**MATERIAL FOR THIS EXERCISE**
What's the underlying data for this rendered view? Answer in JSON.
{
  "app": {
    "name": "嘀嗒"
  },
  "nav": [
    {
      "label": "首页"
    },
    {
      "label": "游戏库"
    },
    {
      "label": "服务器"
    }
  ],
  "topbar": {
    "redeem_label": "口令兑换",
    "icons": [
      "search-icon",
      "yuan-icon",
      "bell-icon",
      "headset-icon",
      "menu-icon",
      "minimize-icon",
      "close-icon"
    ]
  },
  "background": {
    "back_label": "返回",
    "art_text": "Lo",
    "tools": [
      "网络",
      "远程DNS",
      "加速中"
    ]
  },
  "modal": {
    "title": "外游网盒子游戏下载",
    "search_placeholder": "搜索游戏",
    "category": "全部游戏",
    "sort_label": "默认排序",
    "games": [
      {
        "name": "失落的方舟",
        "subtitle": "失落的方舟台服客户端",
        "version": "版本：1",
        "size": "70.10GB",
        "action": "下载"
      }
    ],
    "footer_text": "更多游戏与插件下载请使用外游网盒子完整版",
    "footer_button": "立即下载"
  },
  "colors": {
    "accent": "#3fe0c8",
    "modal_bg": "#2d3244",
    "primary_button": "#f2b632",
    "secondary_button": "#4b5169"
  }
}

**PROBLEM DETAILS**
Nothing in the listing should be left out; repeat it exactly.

**RESPONSE**
What's the underlying data for this rendered view? Answer in JSON.
{
  "app": {
    "name": "嘀嗒"
  },
  "nav": [
    {
      "label": "首页"
    },
    {
      "label": "游戏库"
    },
    {
      "label": "服务器"
    }
  ],
  "topbar": {
    "redeem_label": "口令兑换",
    "icons": [
      "search-icon",
      "yuan-icon",
      "bell-icon",
      "headset-icon",
      "menu-icon",
      "minimize-icon",
      "close-icon"
    ]
  },
  "background": {
    "back_label": "返回",
    "art_text": "Lo",
    "tools": [
      "网络",
      "远程DNS",
      "加速中"
    ]
  },
  "modal": {
    "title": "外游网盒子游戏下载",
    "search_placeholder": "搜索游戏",
    "category": "全部游戏",
    "sort_label": "默认排序",
    "games": [
      {
        "name": "失落的方舟",
        "subtitle": "失落的方舟台服客户端",
        "version": "版本：1",
        "size": "70.10GB",
        "action": "下载"
      }
    ],
    "footer_text": "更多游戏与插件下载请使用外游网盒子完整版",
    "footer_button": "立即下载"
  },
  "colors": {
    "accent": "#3fe0c8",
    "modal_bg": "#2d3244",
    "primary_button": "#f2b632",
    "secondary_button": "#4b5169"
  }
}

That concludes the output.